I knew that the time would come!
Although Motor Neuron Disease started in my left thigh in 2014 and slowly progressed to both my lower limbs by 2017, I knew as early as 2016 before my official diagnosis, that there was some upper body involvement in terms of tremor and fasciculations. Fast forward to Oct. 2019 and I can now say with some certainty that my hands and arms are becoming compromised.
This development hit me pretty hard since I had hoped, perhaps somewhat irrationally, that my upper limbs would be spared. My legs are all but useless. I cannot walk without support on both sides and even then, only for a few steps. Otherwise, until recently, I thought that my upper body was spared. Then, a few weeks ago now, I noticed my digits twitching when I asked them to perform fine motor controlled movements like pressing buttons on remotes. I also realised that when performing repetitive motions like peeling vegetables, my arms were starting to feel tired and heavy. That was the bad news.
The good news is that I still enjoy 95% function in my upper body. My wife still hands me jars to open that she cannot and, so far, I have succeeded in retaining my machismo! 😉 Again, today, a young healthy man of 22 years of age who is staying with us, was prevented from leaving the house because, try as he might, he could not rotate the front door handle.
“It is obviously jammed!” he opined.
I was tempted to believe him but after hobbling to the door with my walker, I turned the knob and opened the door without issue. It was a little stiff but definitely NOT stuck. This was the same young man, a Mexican exchange student, who I have been helping to perfect his English while he stays with us. He was very happy last night when I returned his latest work product virtually without correction.
All of the above is to show 2 things:
- For MOST pALS, disease progression does not stop! That is why almost all Motor Neuron Diseases are considered fatal. Progressive Muscular Atrophy (PMA), with which I am diagnosed, is no exception. It WILL eventually kill me.
- Muscles do not make the man! Mind over muscle, for me, does not mean that I can mentally force an atrophied muscle to magically spring back to life. Rather, it means that as long as I have my mental faculties, I can still live a useful and fulfilling life.
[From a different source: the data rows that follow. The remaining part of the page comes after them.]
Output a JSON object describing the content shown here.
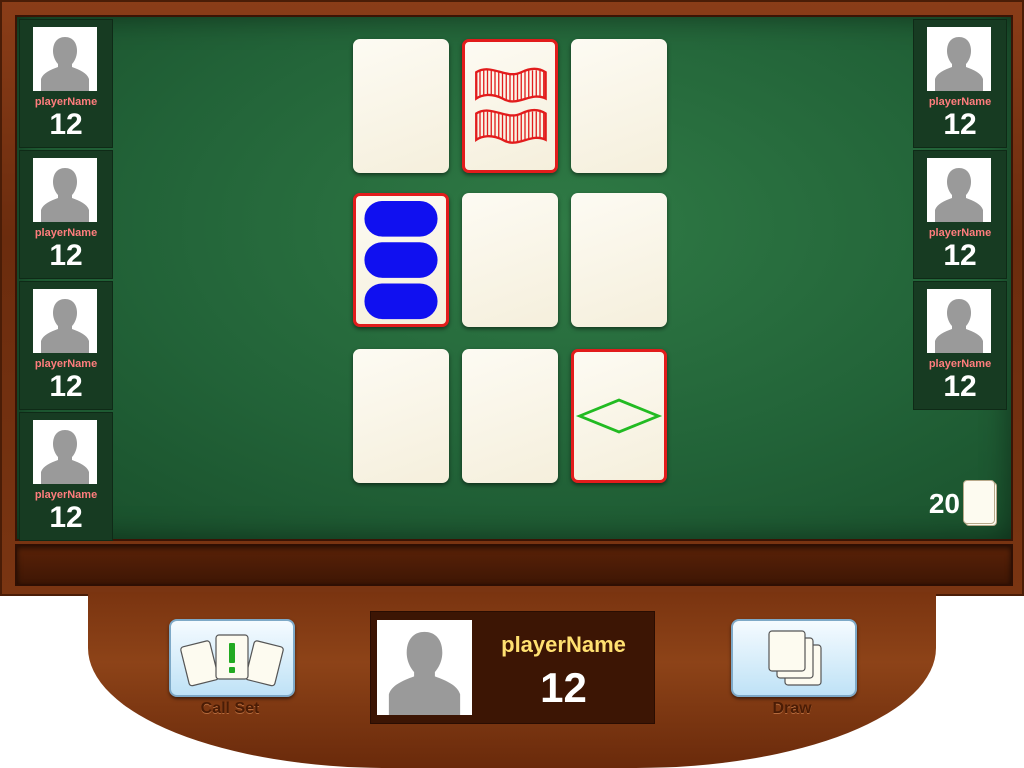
{
  "players_left": [
    {
      "name": "playerName",
      "score": "12"
    },
    {
      "name": "playerName",
      "score": "12"
    },
    {
      "name": "playerName",
      "score": "12"
    },
    {
      "name": "playerName",
      "score": "12"
    }
  ],
  "players_right": [
    {
      "name": "playerName",
      "score": "12"
    },
    {
      "name": "playerName",
      "score": "12"
    },
    {
      "name": "playerName",
      "score": "12"
    }
  ],
  "board": {
    "cards": [
      {
        "selected": false,
        "count": 0
      },
      {
        "selected": true,
        "count": 2,
        "shape": "squiggle",
        "color": "#e21c1c",
        "fill": "striped"
      },
      {
        "selected": false,
        "count": 0
      },
      {
        "selected": true,
        "count": 3,
        "shape": "oval",
        "color": "#1010f0",
        "fill": "solid"
      },
      {
        "selected": false,
        "count": 0
      },
      {
        "selected": false,
        "count": 0
      },
      {
        "selected": false,
        "count": 0
      },
      {
        "selected": false,
        "count": 0
      },
      {
        "selected": true,
        "count": 1,
        "shape": "diamond",
        "color": "#22bb22",
        "fill": "empty"
      }
    ]
  },
  "deck": {
    "remaining": "20"
  },
  "buttons": {
    "call_set": "Call Set",
    "draw": "Draw"
  },
  "me": {
    "name": "playerName",
    "score": "12"
  },
  "colors": {
    "selection_border": "#e21c1c",
    "felt": "#226338",
    "wood": "#7a3512"
  }
}
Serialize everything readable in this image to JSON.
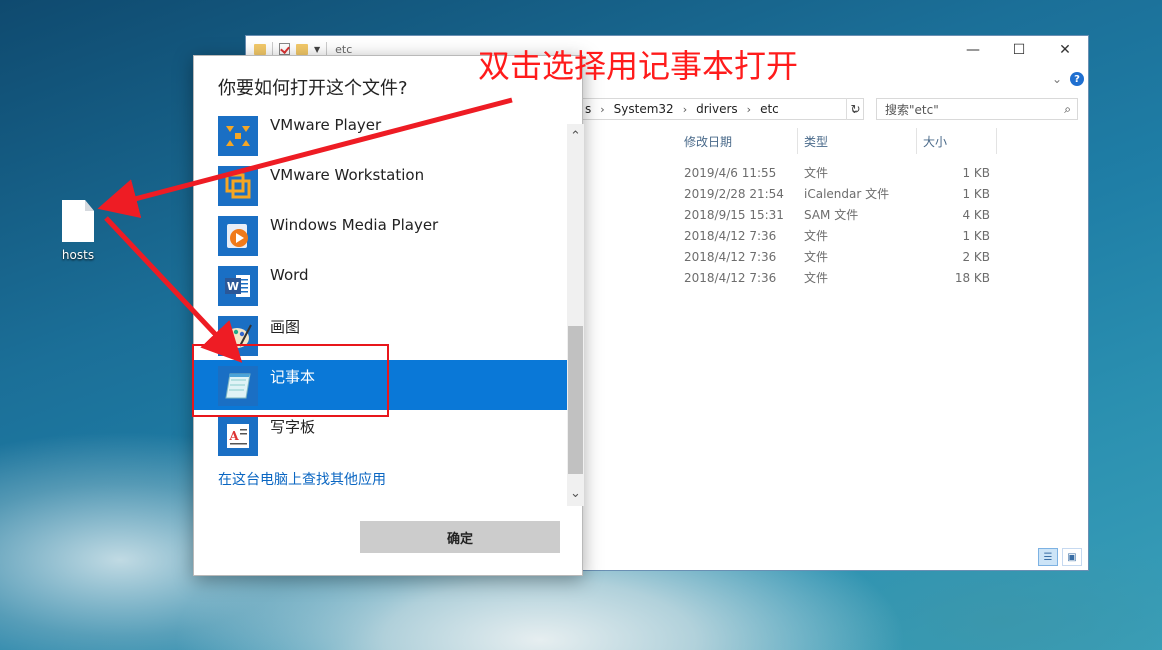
{
  "desktop": {
    "icon_label": "hosts"
  },
  "explorer": {
    "window_title": "etc",
    "minimize": "—",
    "maximize": "☐",
    "close": "✕",
    "address": {
      "partial": "s",
      "crumbs": [
        "System32",
        "drivers",
        "etc"
      ]
    },
    "search_placeholder": "搜索\"etc\"",
    "columns": {
      "date": "修改日期",
      "type": "类型",
      "size": "大小"
    },
    "rows": [
      {
        "date": "2019/4/6 11:55",
        "type": "文件",
        "size": "1 KB"
      },
      {
        "date": "2019/2/28 21:54",
        "type": "iCalendar 文件",
        "size": "1 KB"
      },
      {
        "date": "2018/9/15 15:31",
        "type": "SAM 文件",
        "size": "4 KB"
      },
      {
        "date": "2018/4/12 7:36",
        "type": "文件",
        "size": "1 KB"
      },
      {
        "date": "2018/4/12 7:36",
        "type": "文件",
        "size": "2 KB"
      },
      {
        "date": "2018/4/12 7:36",
        "type": "文件",
        "size": "18 KB"
      }
    ]
  },
  "dialog": {
    "title": "你要如何打开这个文件?",
    "apps": [
      {
        "label": "VMware Player",
        "icon": "vmware-player-icon"
      },
      {
        "label": "VMware Workstation",
        "icon": "vmware-workstation-icon"
      },
      {
        "label": "Windows Media Player",
        "icon": "windows-media-player-icon"
      },
      {
        "label": "Word",
        "icon": "word-icon"
      },
      {
        "label": "画图",
        "icon": "paint-icon"
      },
      {
        "label": "记事本",
        "icon": "notepad-icon",
        "selected": true
      },
      {
        "label": "写字板",
        "icon": "wordpad-icon"
      }
    ],
    "more_apps_link": "在这台电脑上查找其他应用",
    "ok_button": "确定"
  },
  "annotation": {
    "text": "双击选择用记事本打开",
    "color": "#ff1b1b"
  },
  "colors": {
    "selection": "#0a78d7",
    "link": "#0a66c2"
  }
}
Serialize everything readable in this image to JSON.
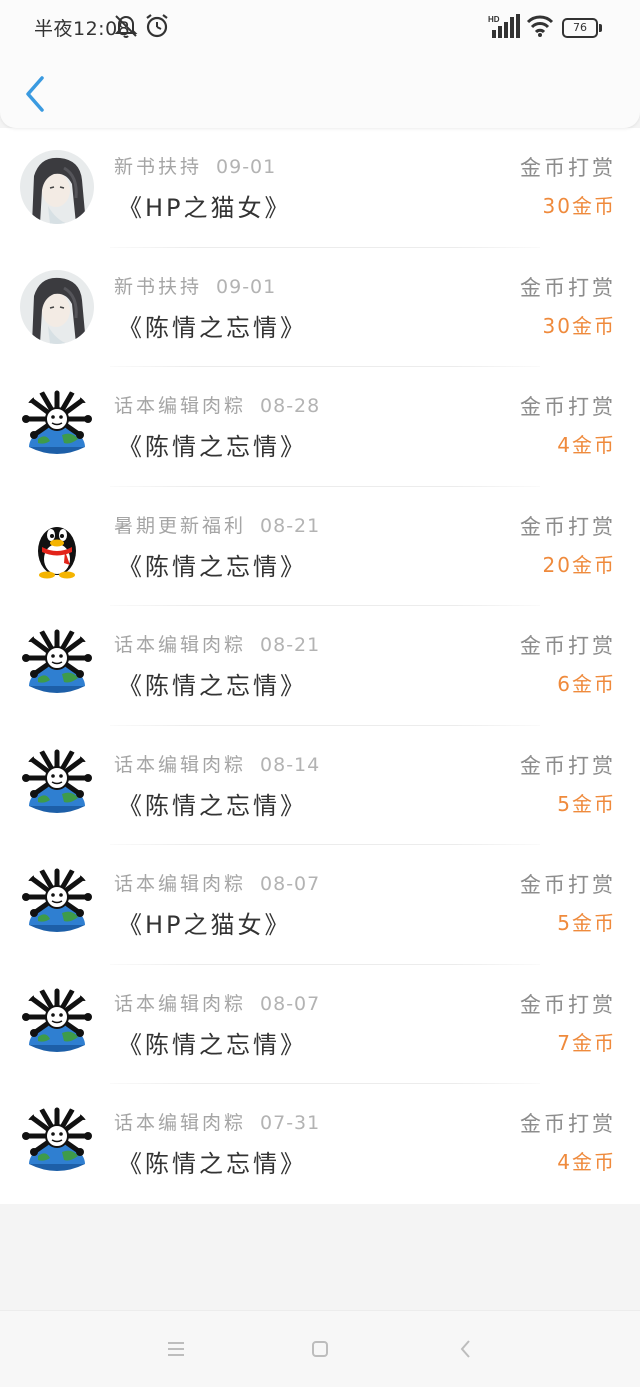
{
  "status": {
    "time": "半夜12:08",
    "battery": "76",
    "network": "HD"
  },
  "header": {
    "back_icon": "chevron-left-icon"
  },
  "colors": {
    "accent": "#3a9ae0",
    "reward": "#ef8a3c"
  },
  "items": [
    {
      "avatar": "anime",
      "source": "新书扶持",
      "date": "09-01",
      "book": "《HP之猫女》",
      "reward_type": "金币打赏",
      "amount": "30金币"
    },
    {
      "avatar": "anime",
      "source": "新书扶持",
      "date": "09-01",
      "book": "《陈情之忘情》",
      "reward_type": "金币打赏",
      "amount": "30金币"
    },
    {
      "avatar": "spider-globe",
      "source": "话本编辑肉粽",
      "date": "08-28",
      "book": "《陈情之忘情》",
      "reward_type": "金币打赏",
      "amount": "4金币"
    },
    {
      "avatar": "penguin",
      "source": "暑期更新福利",
      "date": "08-21",
      "book": "《陈情之忘情》",
      "reward_type": "金币打赏",
      "amount": "20金币"
    },
    {
      "avatar": "spider-globe",
      "source": "话本编辑肉粽",
      "date": "08-21",
      "book": "《陈情之忘情》",
      "reward_type": "金币打赏",
      "amount": "6金币"
    },
    {
      "avatar": "spider-globe",
      "source": "话本编辑肉粽",
      "date": "08-14",
      "book": "《陈情之忘情》",
      "reward_type": "金币打赏",
      "amount": "5金币"
    },
    {
      "avatar": "spider-globe",
      "source": "话本编辑肉粽",
      "date": "08-07",
      "book": "《HP之猫女》",
      "reward_type": "金币打赏",
      "amount": "5金币"
    },
    {
      "avatar": "spider-globe",
      "source": "话本编辑肉粽",
      "date": "08-07",
      "book": "《陈情之忘情》",
      "reward_type": "金币打赏",
      "amount": "7金币"
    },
    {
      "avatar": "spider-globe",
      "source": "话本编辑肉粽",
      "date": "07-31",
      "book": "《陈情之忘情》",
      "reward_type": "金币打赏",
      "amount": "4金币"
    }
  ],
  "navbar": {
    "icons": [
      "menu-icon",
      "home-icon",
      "back-icon"
    ]
  }
}
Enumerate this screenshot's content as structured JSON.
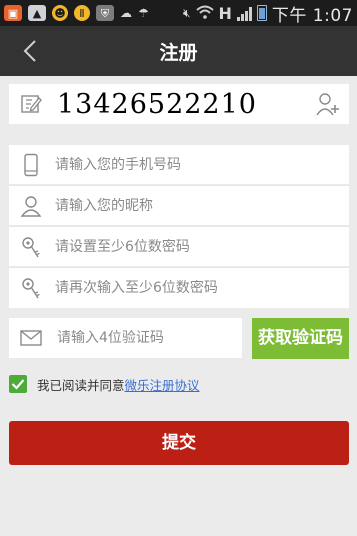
{
  "status_bar": {
    "carrier_h": "H",
    "time": "下午 1:07"
  },
  "header": {
    "title": "注册"
  },
  "form": {
    "account_value": "13426522210",
    "phone_placeholder": "请输入您的手机号码",
    "nickname_placeholder": "请输入您的昵称",
    "password_placeholder": "请设置至少6位数密码",
    "password_confirm_placeholder": "请再次输入至少6位数密码",
    "code_placeholder": "请输入4位验证码",
    "get_code_label": "获取验证码",
    "agree_text": "我已阅读并同意",
    "agree_link": "微乐注册协议",
    "agree_checked": true,
    "submit_label": "提交"
  },
  "colors": {
    "header_bg": "#333333",
    "get_code_bg": "#7cbd35",
    "submit_bg": "#bc1f14",
    "checkbox": "#4dab3a",
    "link": "#3a6fd0"
  }
}
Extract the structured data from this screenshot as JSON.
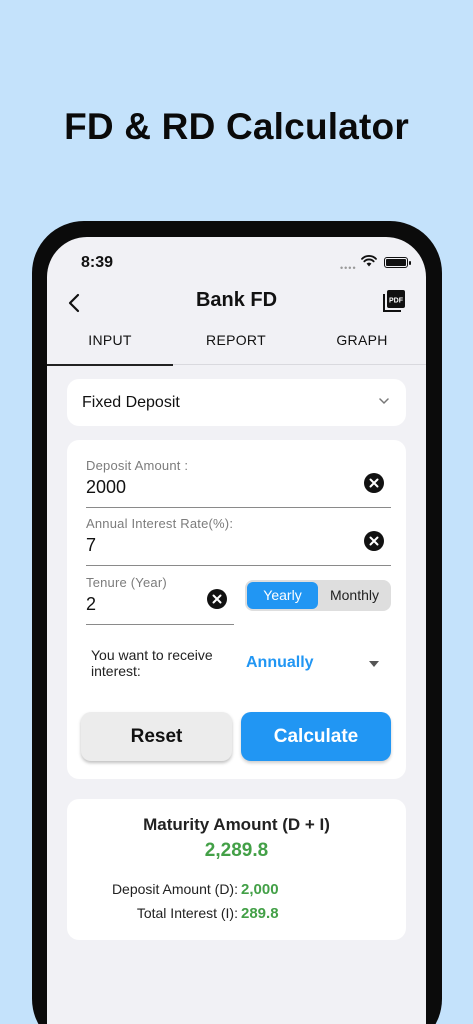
{
  "promo": {
    "headline": "FD & RD Calculator"
  },
  "status_bar": {
    "time": "8:39"
  },
  "nav": {
    "title": "Bank FD",
    "back_icon": "chevron-left-icon",
    "pdf_icon": "pdf-icon"
  },
  "tabs": [
    {
      "label": "INPUT",
      "active": true
    },
    {
      "label": "REPORT",
      "active": false
    },
    {
      "label": "GRAPH",
      "active": false
    }
  ],
  "deposit_type": {
    "selected": "Fixed Deposit"
  },
  "form": {
    "deposit_amount": {
      "label": "Deposit Amount :",
      "value": "2000"
    },
    "interest_rate": {
      "label": "Annual Interest Rate(%):",
      "value": "7"
    },
    "tenure": {
      "label": "Tenure (Year)",
      "value": "2"
    },
    "tenure_unit": {
      "options": [
        "Yearly",
        "Monthly"
      ],
      "selected": "Yearly"
    },
    "receive_interest": {
      "label": "You want to receive interest:",
      "value": "Annually"
    },
    "reset_label": "Reset",
    "calculate_label": "Calculate"
  },
  "result": {
    "title": "Maturity Amount (D + I)",
    "maturity_amount": "2,289.8",
    "deposit_label": "Deposit Amount (D):",
    "deposit_value": "2,000",
    "interest_label": "Total Interest (I):",
    "interest_value": "289.8"
  },
  "colors": {
    "background": "#c4e2fb",
    "accent": "#2196f3",
    "positive": "#43a047"
  }
}
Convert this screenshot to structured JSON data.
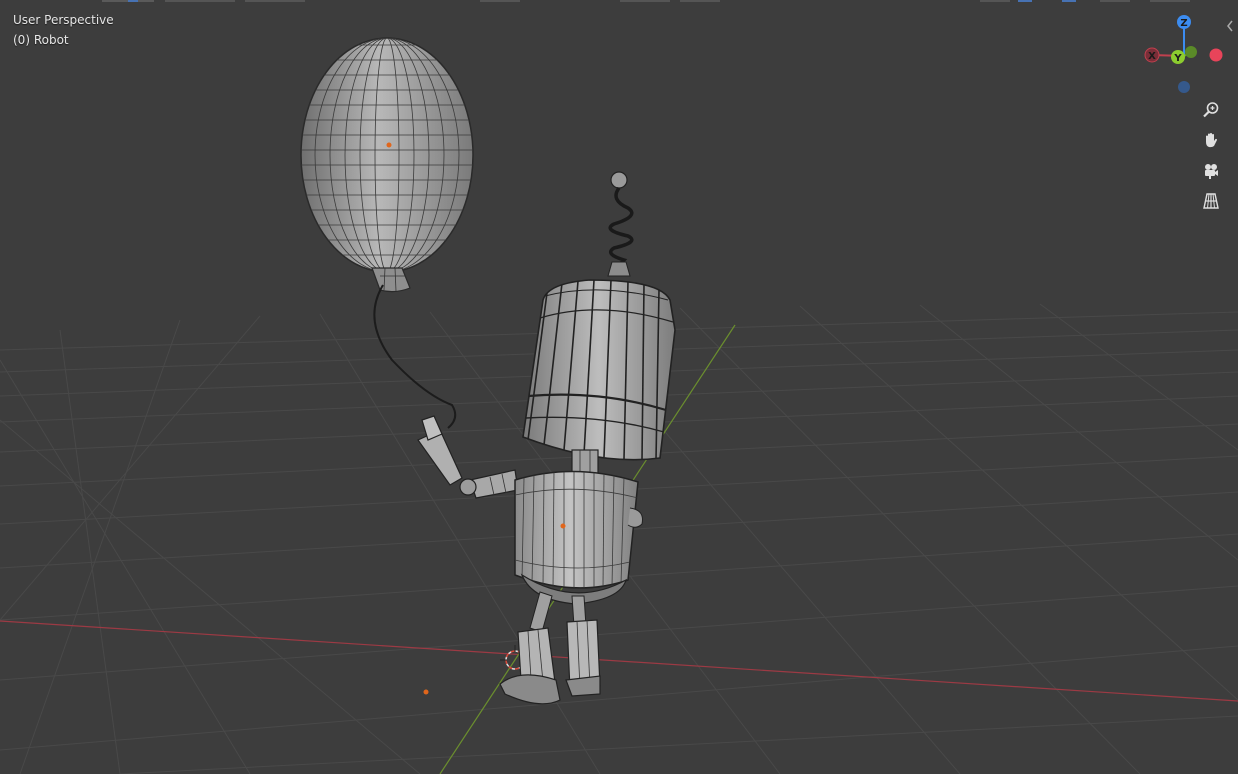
{
  "viewport": {
    "view_name": "User Perspective",
    "object_label": "(0) Robot",
    "background": "#3d3d3d"
  },
  "gizmo": {
    "axis_z": "Z",
    "axis_y": "Y",
    "axis_x": "X",
    "colors": {
      "x": "#e8445a",
      "y": "#8ccc2f",
      "z": "#3c8cf0"
    }
  },
  "nav_controls": [
    {
      "name": "zoom-icon"
    },
    {
      "name": "pan-hand-icon"
    },
    {
      "name": "camera-view-icon"
    },
    {
      "name": "orthographic-grid-icon"
    }
  ]
}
Rather than bemoan the abilities that I have lost, I am grateful for all the many and varied things that I did while I was still able. In addition, I mentally list all of those things that I can still do. I accept that I will gradually lose many more physical abilities but as long as my mind is sound, willing and able, I will soldier on….